▸ **THE TASK**
Below are some records. Count the lines with "price" in them and give nothing but the total.

(Dataset rows for apps and sites)

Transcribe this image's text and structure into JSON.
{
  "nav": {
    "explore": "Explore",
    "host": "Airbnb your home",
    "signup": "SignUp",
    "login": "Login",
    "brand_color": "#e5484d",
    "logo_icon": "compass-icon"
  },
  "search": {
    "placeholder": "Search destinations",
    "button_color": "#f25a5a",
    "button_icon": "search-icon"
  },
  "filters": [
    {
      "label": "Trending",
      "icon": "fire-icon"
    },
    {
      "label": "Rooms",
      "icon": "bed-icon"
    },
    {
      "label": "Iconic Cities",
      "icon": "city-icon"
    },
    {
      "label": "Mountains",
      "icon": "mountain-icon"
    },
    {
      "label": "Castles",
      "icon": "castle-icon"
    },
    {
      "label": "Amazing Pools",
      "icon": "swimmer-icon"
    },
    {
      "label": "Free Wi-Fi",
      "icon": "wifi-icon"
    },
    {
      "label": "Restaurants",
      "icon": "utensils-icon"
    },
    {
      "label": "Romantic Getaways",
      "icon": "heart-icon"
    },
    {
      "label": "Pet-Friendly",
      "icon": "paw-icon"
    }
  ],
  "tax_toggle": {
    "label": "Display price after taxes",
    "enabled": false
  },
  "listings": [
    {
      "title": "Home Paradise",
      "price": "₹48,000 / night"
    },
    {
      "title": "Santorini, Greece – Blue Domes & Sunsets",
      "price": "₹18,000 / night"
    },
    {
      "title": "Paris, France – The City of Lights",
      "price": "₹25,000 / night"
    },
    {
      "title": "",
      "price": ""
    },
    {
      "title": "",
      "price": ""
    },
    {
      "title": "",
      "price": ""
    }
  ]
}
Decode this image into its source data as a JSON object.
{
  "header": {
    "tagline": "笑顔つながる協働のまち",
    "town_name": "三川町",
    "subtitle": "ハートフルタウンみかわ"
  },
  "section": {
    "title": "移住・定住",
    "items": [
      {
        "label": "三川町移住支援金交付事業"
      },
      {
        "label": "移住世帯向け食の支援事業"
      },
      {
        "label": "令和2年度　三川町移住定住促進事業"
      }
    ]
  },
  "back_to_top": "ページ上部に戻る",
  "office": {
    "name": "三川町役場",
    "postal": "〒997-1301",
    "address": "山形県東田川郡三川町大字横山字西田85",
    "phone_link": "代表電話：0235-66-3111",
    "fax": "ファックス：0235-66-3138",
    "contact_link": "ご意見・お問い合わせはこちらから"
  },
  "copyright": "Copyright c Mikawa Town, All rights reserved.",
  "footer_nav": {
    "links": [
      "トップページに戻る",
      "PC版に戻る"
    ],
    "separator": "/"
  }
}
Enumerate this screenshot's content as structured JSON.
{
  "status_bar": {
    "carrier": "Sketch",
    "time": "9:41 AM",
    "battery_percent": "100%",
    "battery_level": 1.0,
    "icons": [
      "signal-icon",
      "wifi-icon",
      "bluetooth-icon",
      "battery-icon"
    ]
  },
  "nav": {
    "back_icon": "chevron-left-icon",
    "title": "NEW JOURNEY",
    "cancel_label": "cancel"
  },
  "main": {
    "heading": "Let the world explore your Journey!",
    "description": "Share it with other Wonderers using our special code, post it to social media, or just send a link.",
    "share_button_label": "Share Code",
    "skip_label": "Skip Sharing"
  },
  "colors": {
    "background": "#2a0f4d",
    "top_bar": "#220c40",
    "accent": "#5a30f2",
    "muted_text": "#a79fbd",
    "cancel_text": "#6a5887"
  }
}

▸ **RESULT BELOW**
7